Over the hill, through Junior Boys Village, to the “WHOA” sign, and you’ve arrived; to Riding Camp obviously! Although our “Horsey Camp,” as we like to call it, is a little off the main drag from the rest of camp, we love our Camp Friendship Riding Camp! We see our riding camp girls sporting “tube socks Tuesdays,” and performing skits at our weekly campfires. But it isn’t often they get to show their skills and talents off to the rest of us; their talent being riding a horse of course! This Friday, all of that will change. Our very own Camp Friendship’s Equestrian Center will be holding their very own horseshow!
So what exactly have our girls been doing to get ready for this awesome event? Riding Camp Supervisor, Ashley White, was kind enough to share the “run down” of their training days. The girls have riding lessons every morning and ring lessons every after noon. They then practice games that will be performed at the show such as “ride a buck” where the riders hold a strip of paper between their leg and the horse. Whoever holds the paper the longest without letting it fall wins a ribbon! Not only is this game intensely thrilling, but Ashley informed me it also helps solidify the rider’s leg position on her horse. This is all interesting information, but I was curious as to how Ashley ensures her girls can have fun as well. “For them, training is fun!” said Ashley. She explained that horseback riding is their passion, so training isn’t something they necessarily have to do, but something they love to do.
So what other benefits are these girls getting besides boosting their “awesomeness” for their horseshow? According to the site “Horse Riding Adventures,” horseback riding improves blood circulation and respiration like any exercise does. However, the rider develops better balance and posture because they are constantly having to reposition with the movement of the horse. Also, being able to build that connection and bond, and to be able to control and communicate with such a large creature takes skill. Harnessing this skill can lead to improved self-esteem and confidence. Ashley recalls, “I remember being little, and the one place I could relax was with my horse.” Ashley also shared that her girls learn great responsibility in taking care of horses. There is a lot of work to be done, and Ashley sees her girls being empowered once they achieve this work.

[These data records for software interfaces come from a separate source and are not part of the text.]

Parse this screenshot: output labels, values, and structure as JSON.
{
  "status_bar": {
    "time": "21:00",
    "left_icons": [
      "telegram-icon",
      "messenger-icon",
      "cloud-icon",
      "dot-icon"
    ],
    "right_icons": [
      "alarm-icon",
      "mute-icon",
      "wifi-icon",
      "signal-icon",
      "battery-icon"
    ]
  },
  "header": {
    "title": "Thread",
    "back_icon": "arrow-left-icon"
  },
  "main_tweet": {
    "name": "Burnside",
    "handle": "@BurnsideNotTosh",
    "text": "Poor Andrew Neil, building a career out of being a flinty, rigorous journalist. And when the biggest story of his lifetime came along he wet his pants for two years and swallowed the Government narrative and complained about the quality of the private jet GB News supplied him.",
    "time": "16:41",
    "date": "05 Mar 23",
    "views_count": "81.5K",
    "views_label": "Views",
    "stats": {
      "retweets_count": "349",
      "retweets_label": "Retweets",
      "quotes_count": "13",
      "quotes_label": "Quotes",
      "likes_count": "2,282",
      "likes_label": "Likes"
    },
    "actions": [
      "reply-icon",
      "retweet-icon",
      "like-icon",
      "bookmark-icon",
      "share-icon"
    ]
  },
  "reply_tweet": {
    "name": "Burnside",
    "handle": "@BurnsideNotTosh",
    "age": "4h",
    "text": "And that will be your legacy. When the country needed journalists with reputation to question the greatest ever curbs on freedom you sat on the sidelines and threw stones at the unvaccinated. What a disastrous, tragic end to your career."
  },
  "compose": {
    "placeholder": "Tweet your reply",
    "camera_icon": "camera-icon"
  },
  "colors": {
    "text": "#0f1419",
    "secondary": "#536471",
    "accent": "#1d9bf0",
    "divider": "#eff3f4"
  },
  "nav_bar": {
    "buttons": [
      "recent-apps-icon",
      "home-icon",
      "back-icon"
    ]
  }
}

Well, I can’t wait to see our empowered “horsey camp” girls riding in this weeks horseshow. After talking to rider, Cece, I am especially excited for the showmanship class. “I like making my pony pretty!” exclaimed Cece! After taking countless pictures of our riding camp girls with their horse companions, I can’t wait to see both horse and rider look astounding in this week’s horse show. So, go over the hill, through Junior Boys village, to the “Whoa” sign and I’ll see you there!